And I guess by definition, I am exactly that. I have sold my art, therefore you might call me “professional” and I have a large number of my pieces in homes all over the world thanks to the wonders of the internet.
So what is ‘real’ when it comes to art?
Art, like a lot of things in life is subjective. Everybody you meet has a different idea of what is art. And all art is real art.
Recently there was much noise in our local media about an acquisition by our main gallery of a piece that was described as “slaughtered headless horse carcasses”. Fibreglass forms covered with real horse skins.
I saw it when I visited the gallery recently and although I felt very little for it, it is still art, someone’s expression of creativity and for some people, and it created discussion and emotion. Emotion probably being the true measure of what we consider to be art.
All art requires a process of inspiration, preparation, creation and usually exhibition.
Most of us would agree that if we walked into a fine art gallery and saw on display, in a beautifully lit cabinet, perhaps placed cleverly on a black velvet cushion, a piece of gold jewellery, encrusted with gems, and touches of enamel, that we would be admiring a piece of beautiful art.
And what about this creation of mine?
Art can come in many forms, it is not just that painting on the wall of the gallery.
It is that finger painting brought home from preschool and displayed proudly on the fridge and the photograph you captured on your last holiday then loved enough to have enlarged and framed.
Art is that birthday cake you decorated, and that tapestry you stitched for great Aunty Joan.
And the art you create is just as real, and just as wonderful as something made from the finest materials and hanging in the most famous of galleries.
Art doesn’t have to last 200 years; it can be temporary, like the amazing creations of the sidewalk artists with their chalk or the Buddhist monks creating mandalas of coloured sand.
Art doesn’t even have to mean anything to anybody else but you, the artist.
Chocolate comes in many different forms, like art. Just because someone doesn’t like dark chocolate doesn’t make it less “real”, less wonderful to you.
Walk around a gallery and I can guarantee you, that some artworks you will adore, some you will hate, and some will leave you feeling nothing. And if you go with someone, their experience will almost certainly be different to yours.
So don’t get caught up in the “real art” question when you create. Create for yourself first, and if others like it, all good. And if someone offers to buy it – even better.

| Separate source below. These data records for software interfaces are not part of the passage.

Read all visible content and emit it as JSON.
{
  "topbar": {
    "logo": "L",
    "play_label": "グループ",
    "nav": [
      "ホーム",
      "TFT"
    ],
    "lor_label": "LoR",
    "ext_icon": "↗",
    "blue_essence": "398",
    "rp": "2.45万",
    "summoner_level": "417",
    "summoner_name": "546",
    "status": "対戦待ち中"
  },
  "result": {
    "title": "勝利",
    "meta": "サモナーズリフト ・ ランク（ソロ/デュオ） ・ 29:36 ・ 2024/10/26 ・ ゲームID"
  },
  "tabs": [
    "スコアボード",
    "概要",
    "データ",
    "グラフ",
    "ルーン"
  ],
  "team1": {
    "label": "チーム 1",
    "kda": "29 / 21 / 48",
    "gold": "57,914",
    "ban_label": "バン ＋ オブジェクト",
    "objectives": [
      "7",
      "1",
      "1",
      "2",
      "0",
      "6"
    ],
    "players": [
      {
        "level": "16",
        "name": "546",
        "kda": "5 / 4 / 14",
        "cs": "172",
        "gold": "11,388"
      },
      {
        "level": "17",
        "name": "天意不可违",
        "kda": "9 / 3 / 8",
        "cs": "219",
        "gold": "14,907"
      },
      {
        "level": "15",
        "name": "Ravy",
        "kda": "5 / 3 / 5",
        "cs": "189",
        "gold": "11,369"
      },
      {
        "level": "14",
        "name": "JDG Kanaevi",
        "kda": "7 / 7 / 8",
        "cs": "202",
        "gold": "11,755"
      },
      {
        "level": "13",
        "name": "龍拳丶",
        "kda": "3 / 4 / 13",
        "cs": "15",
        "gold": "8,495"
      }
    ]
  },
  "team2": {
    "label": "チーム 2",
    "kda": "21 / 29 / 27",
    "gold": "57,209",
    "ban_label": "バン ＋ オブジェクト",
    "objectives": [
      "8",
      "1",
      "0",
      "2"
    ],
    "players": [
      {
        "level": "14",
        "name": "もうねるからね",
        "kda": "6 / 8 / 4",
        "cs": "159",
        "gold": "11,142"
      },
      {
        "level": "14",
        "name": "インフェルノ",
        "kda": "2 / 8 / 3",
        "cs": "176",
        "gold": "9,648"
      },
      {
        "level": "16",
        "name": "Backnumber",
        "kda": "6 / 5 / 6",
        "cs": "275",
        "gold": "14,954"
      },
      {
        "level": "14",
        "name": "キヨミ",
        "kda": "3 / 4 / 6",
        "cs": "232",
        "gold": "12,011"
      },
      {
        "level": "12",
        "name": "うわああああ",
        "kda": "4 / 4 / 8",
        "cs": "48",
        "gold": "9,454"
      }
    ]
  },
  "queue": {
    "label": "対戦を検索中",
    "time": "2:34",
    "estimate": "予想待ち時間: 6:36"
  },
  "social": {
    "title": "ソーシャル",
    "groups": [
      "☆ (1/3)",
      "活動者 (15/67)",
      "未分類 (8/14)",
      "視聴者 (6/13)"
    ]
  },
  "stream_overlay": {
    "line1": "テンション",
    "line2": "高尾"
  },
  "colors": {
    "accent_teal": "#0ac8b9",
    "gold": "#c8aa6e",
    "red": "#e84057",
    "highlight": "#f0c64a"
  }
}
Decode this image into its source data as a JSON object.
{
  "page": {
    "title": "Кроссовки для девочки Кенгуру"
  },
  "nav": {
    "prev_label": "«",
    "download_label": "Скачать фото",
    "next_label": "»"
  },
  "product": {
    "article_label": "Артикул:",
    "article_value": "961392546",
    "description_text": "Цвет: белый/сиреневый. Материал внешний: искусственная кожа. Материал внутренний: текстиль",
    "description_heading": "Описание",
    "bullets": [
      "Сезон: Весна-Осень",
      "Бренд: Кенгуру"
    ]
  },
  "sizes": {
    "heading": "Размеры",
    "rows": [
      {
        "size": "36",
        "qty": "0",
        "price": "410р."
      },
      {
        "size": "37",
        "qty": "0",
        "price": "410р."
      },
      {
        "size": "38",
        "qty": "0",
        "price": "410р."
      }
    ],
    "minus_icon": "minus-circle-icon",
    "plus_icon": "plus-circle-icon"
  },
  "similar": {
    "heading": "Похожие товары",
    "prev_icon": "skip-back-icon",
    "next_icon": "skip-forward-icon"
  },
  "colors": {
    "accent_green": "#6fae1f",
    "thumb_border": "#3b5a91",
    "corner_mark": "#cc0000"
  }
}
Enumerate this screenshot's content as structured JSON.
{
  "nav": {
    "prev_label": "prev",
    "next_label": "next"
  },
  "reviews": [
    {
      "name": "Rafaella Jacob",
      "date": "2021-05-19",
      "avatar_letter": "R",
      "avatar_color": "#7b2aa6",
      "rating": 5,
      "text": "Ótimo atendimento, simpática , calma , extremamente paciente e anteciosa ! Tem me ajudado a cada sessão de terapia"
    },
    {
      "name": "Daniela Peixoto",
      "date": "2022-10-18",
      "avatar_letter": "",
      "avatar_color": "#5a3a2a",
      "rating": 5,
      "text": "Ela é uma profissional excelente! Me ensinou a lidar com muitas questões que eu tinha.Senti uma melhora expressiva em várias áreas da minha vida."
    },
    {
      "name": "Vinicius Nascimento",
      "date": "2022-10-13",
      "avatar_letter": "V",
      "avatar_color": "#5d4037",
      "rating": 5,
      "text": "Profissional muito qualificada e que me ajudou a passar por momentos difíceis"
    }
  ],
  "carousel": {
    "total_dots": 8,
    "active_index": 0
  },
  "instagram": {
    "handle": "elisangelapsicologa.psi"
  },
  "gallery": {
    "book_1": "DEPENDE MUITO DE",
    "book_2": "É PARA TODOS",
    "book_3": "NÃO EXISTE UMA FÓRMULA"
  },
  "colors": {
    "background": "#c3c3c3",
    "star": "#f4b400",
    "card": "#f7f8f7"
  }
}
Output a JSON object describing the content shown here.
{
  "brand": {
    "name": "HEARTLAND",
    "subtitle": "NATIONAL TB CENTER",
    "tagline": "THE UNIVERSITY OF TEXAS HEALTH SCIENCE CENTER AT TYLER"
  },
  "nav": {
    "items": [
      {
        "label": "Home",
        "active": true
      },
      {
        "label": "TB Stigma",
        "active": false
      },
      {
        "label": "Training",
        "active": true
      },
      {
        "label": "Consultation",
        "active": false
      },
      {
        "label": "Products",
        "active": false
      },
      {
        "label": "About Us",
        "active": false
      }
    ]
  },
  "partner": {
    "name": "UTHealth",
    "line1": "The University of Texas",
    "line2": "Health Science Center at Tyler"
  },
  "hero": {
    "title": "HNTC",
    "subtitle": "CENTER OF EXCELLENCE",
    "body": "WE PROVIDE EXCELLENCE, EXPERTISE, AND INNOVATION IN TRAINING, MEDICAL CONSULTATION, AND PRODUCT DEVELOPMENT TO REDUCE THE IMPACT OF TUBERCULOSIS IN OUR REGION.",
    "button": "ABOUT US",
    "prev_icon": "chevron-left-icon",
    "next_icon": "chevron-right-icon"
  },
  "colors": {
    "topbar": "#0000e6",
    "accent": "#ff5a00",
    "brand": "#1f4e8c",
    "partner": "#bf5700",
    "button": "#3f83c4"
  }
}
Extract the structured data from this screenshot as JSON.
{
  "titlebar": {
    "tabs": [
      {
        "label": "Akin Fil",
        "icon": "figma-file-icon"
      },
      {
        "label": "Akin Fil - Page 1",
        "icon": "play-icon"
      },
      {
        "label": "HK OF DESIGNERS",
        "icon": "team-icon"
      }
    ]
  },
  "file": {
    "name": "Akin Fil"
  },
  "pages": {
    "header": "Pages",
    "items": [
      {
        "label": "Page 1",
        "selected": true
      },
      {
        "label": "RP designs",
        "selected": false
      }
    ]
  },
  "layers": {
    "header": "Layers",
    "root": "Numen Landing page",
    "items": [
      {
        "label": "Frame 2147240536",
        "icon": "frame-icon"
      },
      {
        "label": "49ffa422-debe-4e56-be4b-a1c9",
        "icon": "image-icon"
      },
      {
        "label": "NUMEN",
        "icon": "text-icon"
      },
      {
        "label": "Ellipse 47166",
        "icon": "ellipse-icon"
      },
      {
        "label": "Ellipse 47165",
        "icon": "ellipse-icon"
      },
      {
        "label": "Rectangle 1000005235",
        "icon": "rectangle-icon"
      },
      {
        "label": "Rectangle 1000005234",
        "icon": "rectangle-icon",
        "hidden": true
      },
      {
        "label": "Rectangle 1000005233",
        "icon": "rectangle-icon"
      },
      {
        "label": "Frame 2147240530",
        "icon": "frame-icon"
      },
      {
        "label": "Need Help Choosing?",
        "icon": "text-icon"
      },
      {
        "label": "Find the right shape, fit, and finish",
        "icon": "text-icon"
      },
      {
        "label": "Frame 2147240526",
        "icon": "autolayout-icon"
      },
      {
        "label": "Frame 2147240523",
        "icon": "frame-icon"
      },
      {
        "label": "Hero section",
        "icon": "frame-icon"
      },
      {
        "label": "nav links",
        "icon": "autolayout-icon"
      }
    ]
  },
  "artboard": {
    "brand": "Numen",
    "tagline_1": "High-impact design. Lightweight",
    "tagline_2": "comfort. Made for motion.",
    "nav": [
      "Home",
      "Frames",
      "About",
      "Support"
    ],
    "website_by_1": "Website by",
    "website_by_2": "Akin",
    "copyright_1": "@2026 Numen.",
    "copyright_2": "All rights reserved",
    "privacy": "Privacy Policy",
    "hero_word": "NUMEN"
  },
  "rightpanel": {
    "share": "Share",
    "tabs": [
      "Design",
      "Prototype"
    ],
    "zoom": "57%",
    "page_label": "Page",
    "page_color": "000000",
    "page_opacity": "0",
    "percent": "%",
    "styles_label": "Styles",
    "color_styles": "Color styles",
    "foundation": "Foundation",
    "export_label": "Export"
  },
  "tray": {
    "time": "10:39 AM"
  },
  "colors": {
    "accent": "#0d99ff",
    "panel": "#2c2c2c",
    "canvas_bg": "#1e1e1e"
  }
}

And don’t let anybody try to tell you your art isn’t real.
Especially if that “anybody” is working in a fancy art supplies shop. Their only goal is to part you from your cash.